**To do:** Please reproduce the data below exactly, from the first line to the last.
--- Given entries Enclosed Below ---
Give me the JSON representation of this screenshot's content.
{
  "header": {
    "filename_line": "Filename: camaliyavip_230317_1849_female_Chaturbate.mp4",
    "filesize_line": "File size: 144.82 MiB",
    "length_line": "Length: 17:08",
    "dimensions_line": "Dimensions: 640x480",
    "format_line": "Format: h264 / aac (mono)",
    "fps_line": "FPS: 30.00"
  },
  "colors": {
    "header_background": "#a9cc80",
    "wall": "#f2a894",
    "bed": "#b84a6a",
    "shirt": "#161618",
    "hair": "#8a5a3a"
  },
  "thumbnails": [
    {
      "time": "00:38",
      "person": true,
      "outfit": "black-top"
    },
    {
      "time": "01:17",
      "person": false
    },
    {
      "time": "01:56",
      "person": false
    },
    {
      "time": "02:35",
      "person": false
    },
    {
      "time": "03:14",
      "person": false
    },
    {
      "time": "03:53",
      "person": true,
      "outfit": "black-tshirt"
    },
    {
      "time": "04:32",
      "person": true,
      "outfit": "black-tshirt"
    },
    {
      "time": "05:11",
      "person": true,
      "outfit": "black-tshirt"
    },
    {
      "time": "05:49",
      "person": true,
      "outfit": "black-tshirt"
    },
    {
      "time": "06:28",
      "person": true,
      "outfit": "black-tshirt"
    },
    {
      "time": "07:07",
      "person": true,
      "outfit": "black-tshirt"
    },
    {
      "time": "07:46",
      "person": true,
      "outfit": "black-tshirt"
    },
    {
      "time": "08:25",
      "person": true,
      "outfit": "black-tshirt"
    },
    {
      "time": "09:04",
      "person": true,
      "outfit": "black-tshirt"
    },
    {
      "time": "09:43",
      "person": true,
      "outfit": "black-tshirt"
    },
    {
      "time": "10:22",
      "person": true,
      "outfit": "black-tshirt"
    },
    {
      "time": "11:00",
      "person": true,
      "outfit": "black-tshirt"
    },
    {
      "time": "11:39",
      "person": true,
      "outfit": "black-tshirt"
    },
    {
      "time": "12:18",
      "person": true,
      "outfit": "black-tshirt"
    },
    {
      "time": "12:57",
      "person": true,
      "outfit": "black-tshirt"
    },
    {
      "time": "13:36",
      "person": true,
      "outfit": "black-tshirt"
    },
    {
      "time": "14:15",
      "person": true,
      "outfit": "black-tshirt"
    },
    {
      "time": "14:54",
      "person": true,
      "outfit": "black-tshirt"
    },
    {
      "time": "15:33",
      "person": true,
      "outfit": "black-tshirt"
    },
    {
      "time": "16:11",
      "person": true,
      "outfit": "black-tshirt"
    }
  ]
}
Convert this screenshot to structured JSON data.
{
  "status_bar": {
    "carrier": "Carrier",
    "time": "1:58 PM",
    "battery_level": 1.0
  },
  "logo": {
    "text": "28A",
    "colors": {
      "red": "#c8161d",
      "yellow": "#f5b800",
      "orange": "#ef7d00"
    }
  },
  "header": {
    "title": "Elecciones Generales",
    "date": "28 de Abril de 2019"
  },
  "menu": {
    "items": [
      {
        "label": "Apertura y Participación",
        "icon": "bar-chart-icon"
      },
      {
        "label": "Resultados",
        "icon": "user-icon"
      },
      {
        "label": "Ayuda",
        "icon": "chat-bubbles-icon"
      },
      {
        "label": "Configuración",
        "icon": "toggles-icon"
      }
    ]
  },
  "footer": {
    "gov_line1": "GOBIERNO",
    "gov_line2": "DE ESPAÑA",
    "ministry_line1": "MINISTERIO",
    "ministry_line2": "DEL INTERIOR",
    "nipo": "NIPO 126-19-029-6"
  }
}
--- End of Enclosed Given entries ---
**Your solution:**
Give me the JSON representation of this screenshot's content.
{
  "header": {
    "filename_line": "Filename: camaliyavip_230317_1849_female_Chaturbate.mp4",
    "filesize_line": "File size: 144.82 MiB",
    "length_line": "Length: 17:08",
    "dimensions_line": "Dimensions: 640x480",
    "format_line": "Format: h264 / aac (mono)",
    "fps_line": "FPS: 30.00"
  },
  "colors": {
    "header_background": "#a9cc80",
    "wall": "#f2a894",
    "bed": "#b84a6a",
    "shirt": "#161618",
    "hair": "#8a5a3a"
  },
  "thumbnails": [
    {
      "time": "00:38",
      "person": true,
      "outfit": "black-top"
    },
    {
      "time": "01:17",
      "person": false
    },
    {
      "time": "01:56",
      "person": false
    },
    {
      "time": "02:35",
      "person": false
    },
    {
      "time": "03:14",
      "person": false
    },
    {
      "time": "03:53",
      "person": true,
      "outfit": "black-tshirt"
    },
    {
      "time": "04:32",
      "person": true,
      "outfit": "black-tshirt"
    },
    {
      "time": "05:11",
      "person": true,
      "outfit": "black-tshirt"
    },
    {
      "time": "05:49",
      "person": true,
      "outfit": "black-tshirt"
    },
    {
      "time": "06:28",
      "person": true,
      "outfit": "black-tshirt"
    },
    {
      "time": "07:07",
      "person": true,
      "outfit": "black-tshirt"
    },
    {
      "time": "07:46",
      "person": true,
      "outfit": "black-tshirt"
    },
    {
      "time": "08:25",
      "person": true,
      "outfit": "black-tshirt"
    },
    {
      "time": "09:04",
      "person": true,
      "outfit": "black-tshirt"
    },
    {
      "time": "09:43",
      "person": true,
      "outfit": "black-tshirt"
    },
    {
      "time": "10:22",
      "person": true,
      "outfit": "black-tshirt"
    },
    {
      "time": "11:00",
      "person": true,
      "outfit": "black-tshirt"
    },
    {
      "time": "11:39",
      "person": true,
      "outfit": "black-tshirt"
    },
    {
      "time": "12:18",
      "person": true,
      "outfit": "black-tshirt"
    },
    {
      "time": "12:57",
      "person": true,
      "outfit": "black-tshirt"
    },
    {
      "time": "13:36",
      "person": true,
      "outfit": "black-tshirt"
    },
    {
      "time": "14:15",
      "person": true,
      "outfit": "black-tshirt"
    },
    {
      "time": "14:54",
      "person": true,
      "outfit": "black-tshirt"
    },
    {
      "time": "15:33",
      "person": true,
      "outfit": "black-tshirt"
    },
    {
      "time": "16:11",
      "person": true,
      "outfit": "black-tshirt"
    }
  ]
}
Convert this screenshot to structured JSON data.
{
  "status_bar": {
    "carrier": "Carrier",
    "time": "1:58 PM",
    "battery_level": 1.0
  },
  "logo": {
    "text": "28A",
    "colors": {
      "red": "#c8161d",
      "yellow": "#f5b800",
      "orange": "#ef7d00"
    }
  },
  "header": {
    "title": "Elecciones Generales",
    "date": "28 de Abril de 2019"
  },
  "menu": {
    "items": [
      {
        "label": "Apertura y Participación",
        "icon": "bar-chart-icon"
      },
      {
        "label": "Resultados",
        "icon": "user-icon"
      },
      {
        "label": "Ayuda",
        "icon": "chat-bubbles-icon"
      },
      {
        "label": "Configuración",
        "icon": "toggles-icon"
      }
    ]
  },
  "footer": {
    "gov_line1": "GOBIERNO",
    "gov_line2": "DE ESPAÑA",
    "ministry_line1": "MINISTERIO",
    "ministry_line2": "DEL INTERIOR",
    "nipo": "NIPO 126-19-029-6"
  }
}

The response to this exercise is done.